This is even more acute in American children’s literature, informed as it is by the myths of a classless society, the American Dream, and a descriptive model of socioeconomic status that identifies up to 70 percent of Americans as middle class (Gilbert 2002; Thompson and Hickey 2005) in spite of economic inequality. As Eric Lott (2007) points out, in the United States, class is “[c]losely related to such categories as ‘station,’ ‘status,’ ‘group’ and ‘kind’” and “resonates with implications of value, quality, respectability, and religious virtue,” and that it is thus “difficult to pry capital loose from rectitude.” Similarly, middle-class values are difficult to “pry loose” from social mobility, as is social status from consumerism and display. The contemporary heroine of Meg Cabot’s The Princess Diaries (2000), Mia, may be a modern-day Cinderella, but her political-activist sensibilities reflect the values of the contemporary middle class. She also performs its consumerist values—an ethos that is even more overt in mass-market young adult fiction series such as Gossip Girl (Von Ziegesar’s 2002) and The Insiders (Minter 2004), which conflate class status with the conspicuous consumption of luxury goods, excluding those who fail as consumers of taste and distinction.

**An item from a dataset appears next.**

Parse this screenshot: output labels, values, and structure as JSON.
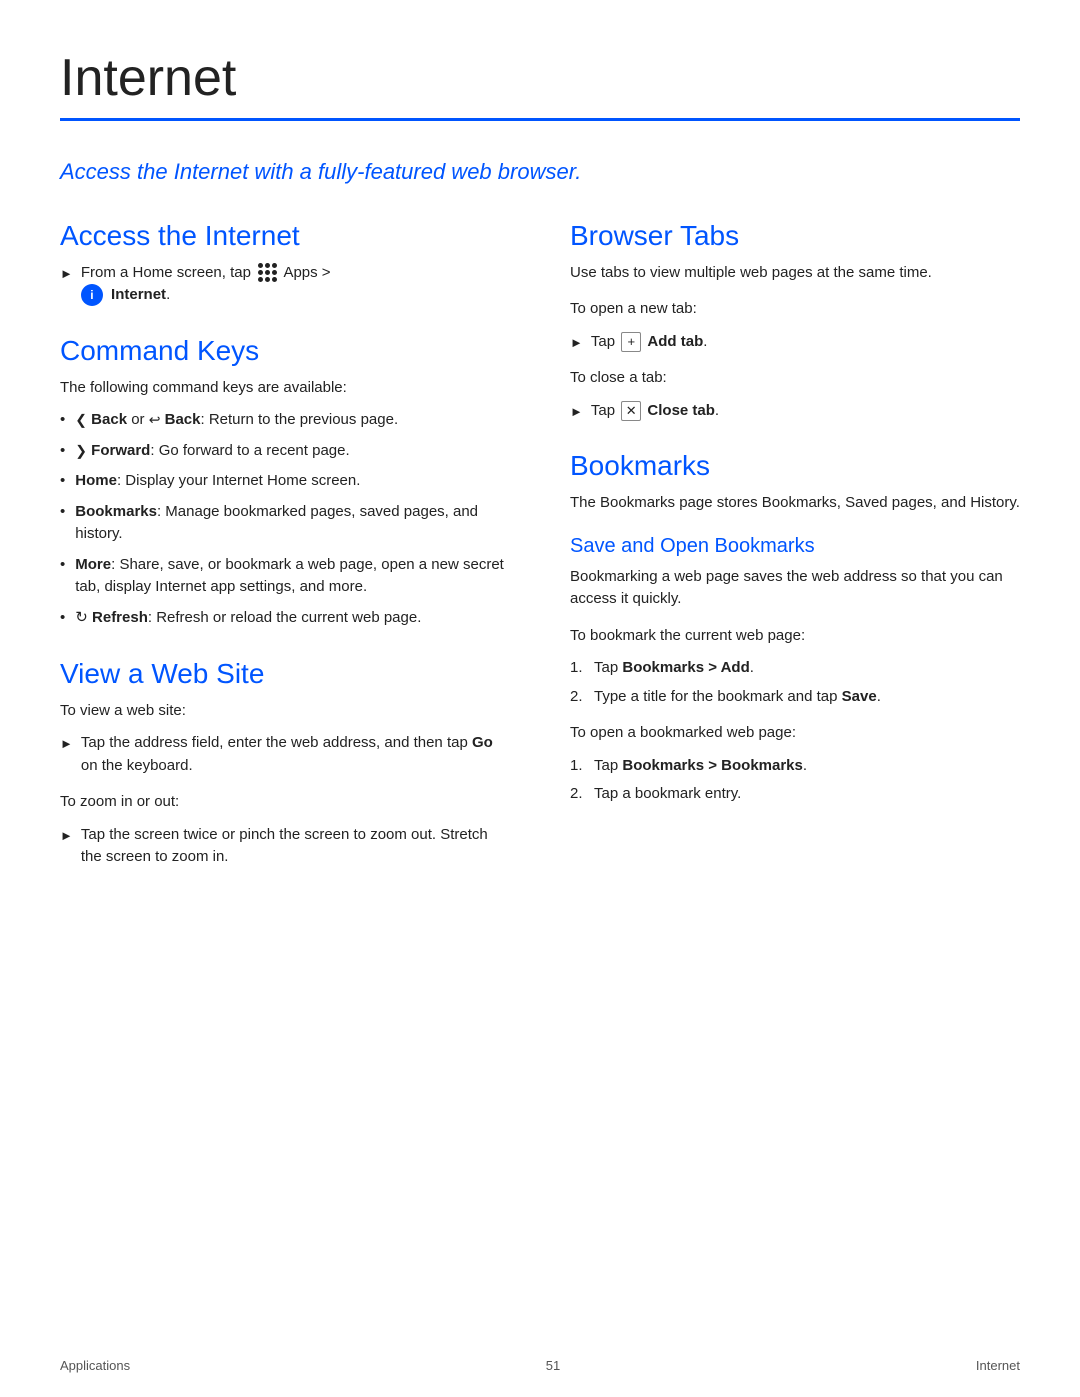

However, it is not only in America that class awareness is weak. Some argue that the late twentieth century witnessed the “death of class” (Pakulski and Waters 1996). It also saw a decline in the use of class as a category of analysis in children’s literature (Wojcik-Andrews 1993) and, with the shift towards identity politics, in cultural and literary studies more generally (Eagleton 1996). This does not mean that class is no longer relevant. In its continued promotion of middle-class values, children’s literature seeks to socialize readers into values and ways of being that may facilitate social mobility. At the same time, in using the language of status, it obfuscates those structural inequalities in the capitalist class system that impede social mobility. The core conflict in children’s literature analysis of class, then, is how the critic employing the concept understands its reference points in terms of Marxist class analysis, the Weberian status model, or a Bourdieuan synthesis of the economic and non-economic capital. The application of these approaches is also highly dependent on the historical period in which the narrative is written and/or set, given that class demarcations have changed dramatically with the rise of consumer capitalism, globalization, and expansion of the middle classes in the contemporary West. Current children’s literature research and scholarship will need to be responsive to the changing class structures of the contemporary world.